Liberia: Govt to Cough out Thousands of Dollars to Settle Former Deputy Governor Charles Sirleaf or Termination of His Tenure at the Central Bank
Monrovia – The Liberian Government will have to raise hundreds of thousands of United States dollars as settlement to Mr. Charles Sirleaf, the former Deputy Governor for Operations of the Central Bank of Liberia and eldest son of former President Ellen Johnson-Sirleaf.
During her confirmation hearing last Thursday, a specific question was asked Mr. Sirleaf’s successor, Ms. Nyemadi Pearson the nominee Pearson about how the George Weah-led government intends to settle Mr. Sirleaf. Madam Pearson replied: Government is arranging with Mr. Sirleaf on how they can pay him for his remaining years in six installments.”
The total amount has not been disclosed but it is said to be part of benefits for his remaining tenure as deputy governor of the Central Bank of Liberia.
Mr. Sirleaf was appointed and commissioned in February 2016 to a five-year-tenured position. He was dismissed in 2018 when the CDC-led government took office.
The Act creating the CBL states that both the Executive Governor and the Deputy Governor of the Bank shall be appointed by the President of Liberia, subject to confirmation by the Liberian Senate, from among persons of unimpeachable standing and experience in financial matters, for a period of five (5) years
Mr. Charles Sirleaf was amongst several other Central Bank staffers who facec charges in connection with the alleged unlawful printing of local currency worth millions of dollars that reportedly disappeared in 2018.
The former bank officials were indicted in the case were: Former Governor Milton Weeks; Finance Director Dorbor M. Hagba, Director of Operations Richard H. Walker, and Deputy Director of Internal Audit Joseph Dennis.
While the legal process was ongoing, President Weah appointed Madam Pearson to the position of Deputy Bank governor for operation. Her confirmation was on hold due to the legal proceedings surrounding Mr. Sirleaf.
On Monday, the Committee on Banking and currency chaired by Senator Marshall Dennis (CDC-Grand Gedeh County) recommended to plenary of the Senate to confirm Madam Pearson for the position.
In 2018, parallel investigations were launched by both Liberia and the United States following media reports in September 2018 that a container full of newly-printed Liberian banknotes, worth more than US$100milion had gone missing.

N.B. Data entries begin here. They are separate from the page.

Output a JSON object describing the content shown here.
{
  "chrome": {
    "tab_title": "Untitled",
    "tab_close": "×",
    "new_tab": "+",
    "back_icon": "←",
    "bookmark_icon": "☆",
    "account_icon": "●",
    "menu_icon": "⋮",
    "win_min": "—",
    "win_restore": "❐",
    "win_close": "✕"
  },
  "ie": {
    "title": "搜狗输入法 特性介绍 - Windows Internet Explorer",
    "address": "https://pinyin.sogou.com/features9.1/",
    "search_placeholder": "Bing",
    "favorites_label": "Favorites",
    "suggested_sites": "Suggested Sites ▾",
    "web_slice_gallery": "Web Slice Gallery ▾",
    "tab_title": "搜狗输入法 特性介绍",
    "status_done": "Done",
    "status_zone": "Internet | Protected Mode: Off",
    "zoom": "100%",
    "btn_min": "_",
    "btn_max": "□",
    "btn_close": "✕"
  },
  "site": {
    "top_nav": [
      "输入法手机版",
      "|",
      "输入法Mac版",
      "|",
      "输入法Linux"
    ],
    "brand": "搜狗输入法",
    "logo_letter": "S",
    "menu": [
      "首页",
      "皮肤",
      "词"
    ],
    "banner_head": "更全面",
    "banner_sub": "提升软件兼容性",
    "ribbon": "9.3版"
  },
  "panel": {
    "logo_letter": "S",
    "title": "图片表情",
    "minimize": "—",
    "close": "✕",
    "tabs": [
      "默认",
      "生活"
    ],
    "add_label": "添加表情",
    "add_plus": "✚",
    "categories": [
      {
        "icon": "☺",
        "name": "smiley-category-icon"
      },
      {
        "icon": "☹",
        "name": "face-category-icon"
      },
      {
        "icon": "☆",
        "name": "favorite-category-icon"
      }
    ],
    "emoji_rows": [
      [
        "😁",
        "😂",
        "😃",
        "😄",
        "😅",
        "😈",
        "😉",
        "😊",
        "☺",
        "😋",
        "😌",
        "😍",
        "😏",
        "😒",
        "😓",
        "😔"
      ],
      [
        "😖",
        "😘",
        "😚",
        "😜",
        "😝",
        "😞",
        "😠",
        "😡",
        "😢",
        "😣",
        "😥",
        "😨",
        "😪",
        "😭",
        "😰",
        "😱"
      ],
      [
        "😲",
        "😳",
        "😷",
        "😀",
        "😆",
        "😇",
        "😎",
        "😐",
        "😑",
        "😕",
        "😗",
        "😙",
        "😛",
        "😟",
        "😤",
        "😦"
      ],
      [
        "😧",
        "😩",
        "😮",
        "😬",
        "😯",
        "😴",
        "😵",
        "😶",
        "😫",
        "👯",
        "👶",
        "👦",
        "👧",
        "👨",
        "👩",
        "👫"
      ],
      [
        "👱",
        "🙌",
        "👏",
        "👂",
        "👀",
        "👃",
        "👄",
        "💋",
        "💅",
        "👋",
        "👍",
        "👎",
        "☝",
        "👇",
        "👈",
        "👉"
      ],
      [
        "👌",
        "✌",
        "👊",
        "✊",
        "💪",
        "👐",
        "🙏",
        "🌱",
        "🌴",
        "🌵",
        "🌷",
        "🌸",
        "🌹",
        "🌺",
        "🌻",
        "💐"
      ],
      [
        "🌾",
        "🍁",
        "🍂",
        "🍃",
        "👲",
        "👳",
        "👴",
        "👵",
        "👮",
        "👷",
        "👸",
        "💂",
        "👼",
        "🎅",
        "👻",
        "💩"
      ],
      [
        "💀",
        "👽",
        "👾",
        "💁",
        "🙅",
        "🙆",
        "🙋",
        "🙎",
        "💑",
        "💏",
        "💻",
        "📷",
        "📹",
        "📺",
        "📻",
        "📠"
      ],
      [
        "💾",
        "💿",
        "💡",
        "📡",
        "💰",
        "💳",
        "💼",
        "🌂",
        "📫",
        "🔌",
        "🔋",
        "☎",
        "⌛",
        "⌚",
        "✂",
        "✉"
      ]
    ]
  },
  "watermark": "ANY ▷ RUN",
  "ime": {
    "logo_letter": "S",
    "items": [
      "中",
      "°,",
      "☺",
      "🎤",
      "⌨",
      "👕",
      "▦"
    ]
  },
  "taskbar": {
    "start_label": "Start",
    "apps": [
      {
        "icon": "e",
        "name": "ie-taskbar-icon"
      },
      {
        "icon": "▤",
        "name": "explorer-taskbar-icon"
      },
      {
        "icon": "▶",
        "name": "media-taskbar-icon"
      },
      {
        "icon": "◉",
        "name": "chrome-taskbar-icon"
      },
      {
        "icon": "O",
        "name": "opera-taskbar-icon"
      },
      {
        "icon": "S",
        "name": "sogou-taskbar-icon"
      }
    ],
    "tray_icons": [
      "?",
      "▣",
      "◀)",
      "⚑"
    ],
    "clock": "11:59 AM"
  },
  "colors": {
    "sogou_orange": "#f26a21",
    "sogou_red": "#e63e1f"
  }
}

After months of investigation, the business intelligence firm Kroll Associates Inc. Released its findings, according to Kroll, only L$5bn of the total L$15.5bn was printed and distributed in line with Liberian law. The central bank did not receive legislative approval for the remainder of the cash but entered into another contract with Crane who proceeded to print and deliver the money to Liberia anyway. Kroll also found an excess of L$2.6bn was printed in addition to what was initially disclosed. The PIT’s report recorded a similar finding.
According to Kroll, the central bank sold $15m for L$2.3bn. This means that US dollars replaced older Liberian notes in the economy. The Presidential Investigative Team reported, however, that in addition to the $15m, another $2m was sold to oil and gas company Total. But the PIT also outlined that 15 of the companies listed by the central bank to have taken part in the “mop-up” exercise denied any involvement. Another eight companies listed by the central bank were not in operation when the PIT made their visit.
Solicitor General Sayma Syrenius Cephus has said that the move is in line with Liberia’s Criminal Procedure Law which gives prosecuting attorney the right to file for a motion to dismiss a criminal indictment against any defendant.
“As Executive Governor, Milton Weeks was Chairman of the board, he was part of decision making and rest of the people [Sirleaf and the three acquitted] only acted based on instructions given them,” he said via telephone. Prior to dropping the charges, Judge Yamie Quiqui Gbeisay granted a motion for separate trials for the defendants.